Those were just a few of the adjectives used to describe 2017’s Consumer Electronics Show (CES), which showcased all kinds of new technology. This year, gadgets and gizmos included wall-sized televisions that are as thin as house keys, computers that scan 2D and 3D objects, and beds that read biometric clues to warm your feet and reduce snoring. Here are a few notable trends that captured media attention:
Smart cars. Black Enterprise reported, “If there was one, star attraction at CES this year, arguably it was vehicles…Artificial intelligence is the power behind the new crop of autonomous, assistive vehicles. These cars not only self-drive, they can read your emotions, make snap decisions in the presence of danger on the road, and can even tell you about the flora and fauna at your destination site.”
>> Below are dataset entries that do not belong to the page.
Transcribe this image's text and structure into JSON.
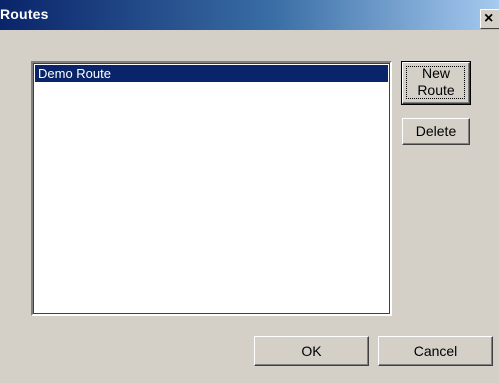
{
  "window": {
    "title": "Routes",
    "close_glyph": "×"
  },
  "routes_list": {
    "items": [
      {
        "label": "Demo Route",
        "selected": true
      }
    ]
  },
  "buttons": {
    "new_route_line1": "New",
    "new_route_line2": "Route",
    "delete": "Delete",
    "ok": "OK",
    "cancel": "Cancel"
  },
  "colors": {
    "dialog_face": "#d4d0c8",
    "title_gradient_start": "#0a246a",
    "title_gradient_end": "#a6caf0",
    "selection": "#0a246a",
    "list_background": "#ffffff"
  },
  "icons": {
    "close": "close-icon"
  }
}
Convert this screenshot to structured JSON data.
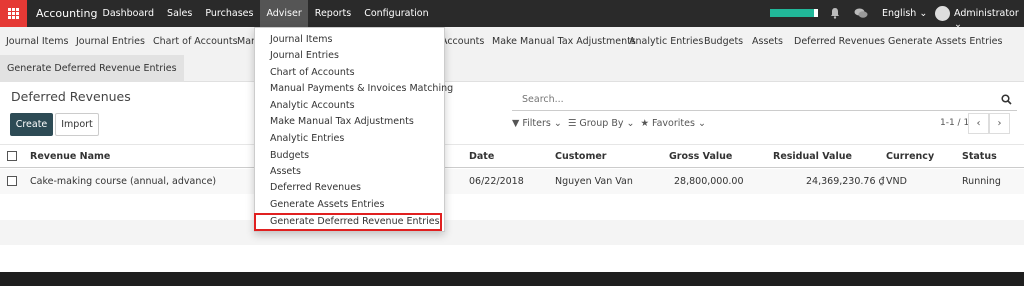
{
  "topbar": {
    "brand": "Accounting",
    "menu": [
      "Dashboard",
      "Sales",
      "Purchases",
      "Adviser",
      "Reports",
      "Configuration"
    ],
    "active_menu": "Adviser",
    "progress_percent": 90,
    "language": "English",
    "user": "Administrator"
  },
  "secondary_menu": {
    "items": [
      "Journal Items",
      "Journal Entries",
      "Chart of Accounts",
      "Mar",
      "Accounts",
      "Make Manual Tax Adjustments",
      "Analytic Entries",
      "Budgets",
      "Assets",
      "Deferred Revenues",
      "Generate Assets Entries"
    ],
    "highlighted": "Generate Deferred Revenue Entries"
  },
  "dropdown": {
    "items": [
      "Journal Items",
      "Journal Entries",
      "Chart of Accounts",
      "Manual Payments & Invoices Matching",
      "Analytic Accounts",
      "Make Manual Tax Adjustments",
      "Analytic Entries",
      "Budgets",
      "Assets",
      "Deferred Revenues",
      "Generate Assets Entries",
      "Generate Deferred Revenue Entries"
    ],
    "selected": "Generate Deferred Revenue Entries"
  },
  "control": {
    "breadcrumb": "Deferred Revenues",
    "create_label": "Create",
    "import_label": "Import",
    "search_placeholder": "Search...",
    "filters_label": "Filters",
    "groupby_label": "Group By",
    "favorites_label": "Favorites",
    "pager": "1-1 / 1"
  },
  "table": {
    "columns": [
      "Revenue Name",
      "Date",
      "Customer",
      "Gross Value",
      "Residual Value",
      "Currency",
      "Status"
    ],
    "rows": [
      {
        "name": "Cake-making course (annual, advance)",
        "date": "06/22/2018",
        "customer": "Nguyen Van Van",
        "gross": "28,800,000.00",
        "residual": "24,369,230.76 ₫",
        "currency": "VND",
        "status": "Running"
      }
    ]
  },
  "colors": {
    "topbar": "#2a2a2a",
    "apps_button": "#e53935",
    "progress": "#21b799",
    "primary_button": "#2d4b55",
    "highlight_border": "#e02020"
  }
}
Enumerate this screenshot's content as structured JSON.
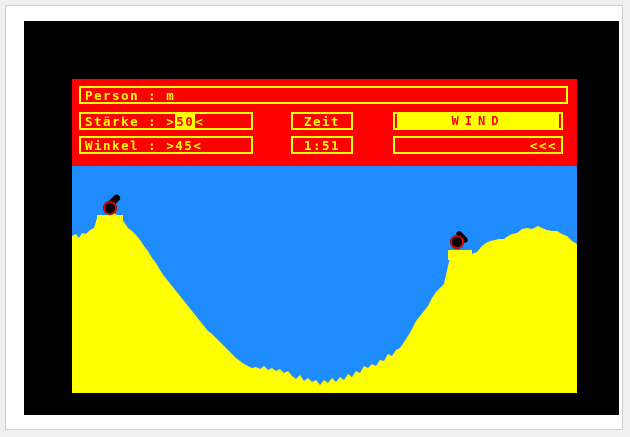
{
  "hud": {
    "person_label": "Person",
    "person_value": "m",
    "strength_label": "Stärke",
    "strength_value": "50",
    "angle_label": "Winkel",
    "angle_value": "45",
    "time_label": "Zeit",
    "time_value": "1:51",
    "wind_label": "WIND",
    "wind_indicator": "<<<"
  },
  "colors": {
    "hud_bg": "#ff0000",
    "hud_text": "#ffff00",
    "sky": "#1e8bff",
    "terrain": "#ffff00",
    "cannon": "#000000",
    "cannon_ring": "#ff0000",
    "border": "#000000"
  },
  "icons": [
    "cannon-left-icon",
    "cannon-right-icon"
  ]
}
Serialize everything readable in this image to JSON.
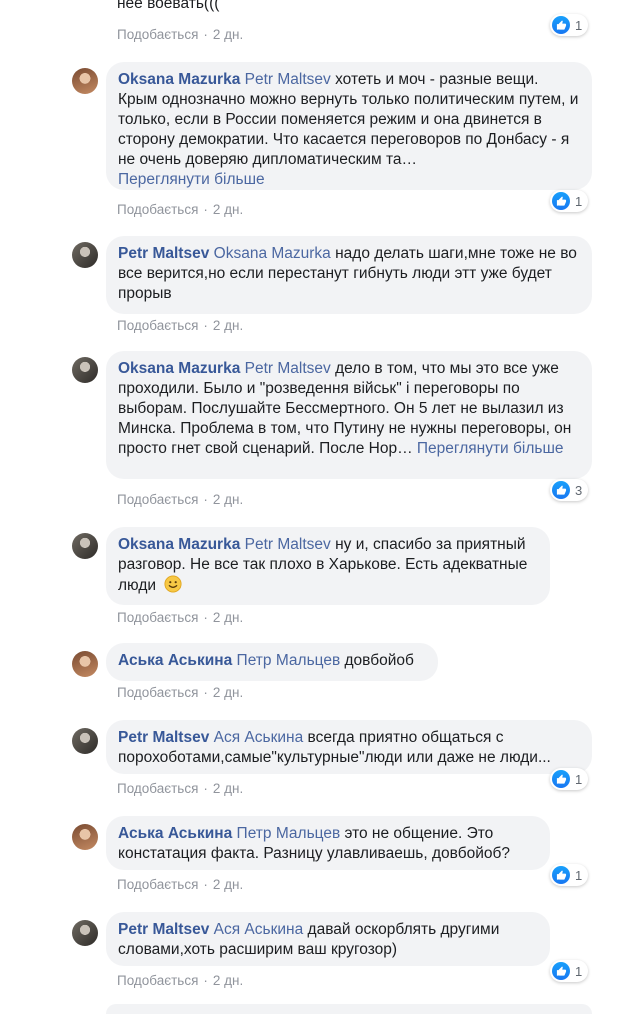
{
  "like_label": "Подобається",
  "time_label": "2 дн.",
  "top": {
    "text": "нее воевать(((",
    "reactions": "1"
  },
  "comments": [
    {
      "author": "Oksana Mazurka",
      "mention": "Petr Maltsev",
      "text": " хотеть и моч - разные вещи. Крым однозначно можно вернуть только политическим путем, и только, если в России поменяется режим и она двинется в сторону демократии. Что касается переговоров по Донбасу - я не очень доверяю дипломатическим та…",
      "more": "Переглянути більше",
      "reactions": "1"
    },
    {
      "author": "Petr Maltsev",
      "mention": "Oksana Mazurka",
      "text": " надо делать шаги,мне тоже не во все верится,но если перестанут гибнуть люди этт уже будет прорыв"
    },
    {
      "author": "Oksana Mazurka",
      "mention": "Petr Maltsev",
      "text": " дело в том, что мы это все уже проходили. Было и \"розведення військ\" і переговоры по выборам. Послушайте Бессмертного. Он 5 лет не вылазил из Минска. Проблема в том, что Путину не нужны переговоры, он просто гнет свой сценарий. После Нор…",
      "more": "Переглянути більше",
      "reactions": "3"
    },
    {
      "author": "Oksana Mazurka",
      "mention": "Petr Maltsev",
      "text": " ну и, спасибо за приятный разговор. Не все так плохо в Харькове. Есть адекватные люди"
    },
    {
      "author": "Аська Аськина",
      "mention": "Петр Мальцев",
      "text": " довбойоб"
    },
    {
      "author": "Petr Maltsev",
      "mention": "Ася Аськина",
      "text": " всегда приятно общаться с порохоботами,самые\"культурные\"люди или даже не люди...",
      "reactions": "1"
    },
    {
      "author": "Аська Аськина",
      "mention": "Петр Мальцев",
      "text": " это не общение. Это констатация факта. Разницу улавливаешь, довбойоб?",
      "reactions": "1"
    },
    {
      "author": "Petr Maltsev",
      "mention": "Ася Аськина",
      "text": " давай оскорблять другими словами,хоть расширим ваш кругозор)",
      "reactions": "1"
    }
  ]
}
Smarter homes. CNET Magazine wrote, “For…years, we’ve been saying the “real” smart home is just around the corner. But at CES 2017, it finally felt more tangible than ever before…Whether it’s lighting, DVRs, refrigerators, robot vacuums, home security systems, phones, or cars – to name just a few – the list of stuff you’ll be able to interact with…is set to explode in the coming months. And with such networked integration now becoming the rule rather than the exception in major appliances…there’s no turning back.”
Even smarter routers. Popular Science liked a new Wi-Fi router that “…rather than protecting each of your devices individually…will use…software to protect up to 20 laptops, computers, tablets, or smartphones – and an unlimited number of IoT devices – in one fell swoop…You’ll be able to monitor…all devices connected to the router, through a smartphone app…You can even tell the router to turn off internet access to certain devices – or devices linked to a particular profile – at certain times. So, you can make sure little Johnny isn’t up all night watching YouTube videos on any of his devices (except for his phone, maybe, but that’s your own dang fault for getting the kid a data plan).”
Of course, trends in technology are just one American story. Another trend, in some states, is the growing popularity of rural, sustainable, off-the-grid properties, according to NPR.
“Despite the remoteness of these homes, they’re not backwoods shacks with sagging metal roofs. Some… listings sell for more than $1 million if there’s a lot of land and if water rights are included. The one with the helicopter pad is a spiffy, two-story log home with a wraparound porch.”